DATA TO EXAMINE Block Start

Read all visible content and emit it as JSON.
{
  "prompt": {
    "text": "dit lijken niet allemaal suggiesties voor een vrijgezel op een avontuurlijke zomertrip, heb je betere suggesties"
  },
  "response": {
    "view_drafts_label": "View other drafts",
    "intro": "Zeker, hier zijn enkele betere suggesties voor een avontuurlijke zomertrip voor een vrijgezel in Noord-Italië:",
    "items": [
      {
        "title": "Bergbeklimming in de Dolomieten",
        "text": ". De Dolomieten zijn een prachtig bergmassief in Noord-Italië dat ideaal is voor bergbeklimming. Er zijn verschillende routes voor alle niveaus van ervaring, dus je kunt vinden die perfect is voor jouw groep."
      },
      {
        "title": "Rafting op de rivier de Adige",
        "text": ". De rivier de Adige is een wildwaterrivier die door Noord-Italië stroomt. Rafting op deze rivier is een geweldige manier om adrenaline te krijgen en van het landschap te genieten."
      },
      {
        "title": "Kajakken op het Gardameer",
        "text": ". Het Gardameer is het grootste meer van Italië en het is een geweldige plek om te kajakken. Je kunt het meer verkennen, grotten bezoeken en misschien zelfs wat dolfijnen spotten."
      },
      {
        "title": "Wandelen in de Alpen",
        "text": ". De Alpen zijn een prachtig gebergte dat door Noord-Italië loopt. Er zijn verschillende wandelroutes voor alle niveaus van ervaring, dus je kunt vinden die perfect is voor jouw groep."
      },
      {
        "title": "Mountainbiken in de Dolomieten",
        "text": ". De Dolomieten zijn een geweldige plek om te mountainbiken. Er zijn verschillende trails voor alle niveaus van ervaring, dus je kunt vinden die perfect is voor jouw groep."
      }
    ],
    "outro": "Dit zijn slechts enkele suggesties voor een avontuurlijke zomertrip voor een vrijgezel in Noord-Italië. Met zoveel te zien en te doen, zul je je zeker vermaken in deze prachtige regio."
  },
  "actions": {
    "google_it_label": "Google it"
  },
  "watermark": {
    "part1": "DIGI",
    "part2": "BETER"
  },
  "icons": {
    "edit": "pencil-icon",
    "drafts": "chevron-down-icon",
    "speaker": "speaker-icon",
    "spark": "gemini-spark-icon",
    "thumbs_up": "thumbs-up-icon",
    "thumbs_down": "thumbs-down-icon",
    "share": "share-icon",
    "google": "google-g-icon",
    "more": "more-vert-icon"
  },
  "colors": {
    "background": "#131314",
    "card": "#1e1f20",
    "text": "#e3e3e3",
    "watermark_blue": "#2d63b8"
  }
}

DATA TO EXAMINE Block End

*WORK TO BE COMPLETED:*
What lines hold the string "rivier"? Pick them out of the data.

*ANSWER TO THIS EXERCISE:*
        "title": "Rafting op de rivier de Adige",
        "text": ". De rivier de Adige is een wildwaterrivier die door Noord-Italië stroomt. Rafting op deze rivier is een geweldige manier om adrenaline te krijgen en van het landschap te genieten."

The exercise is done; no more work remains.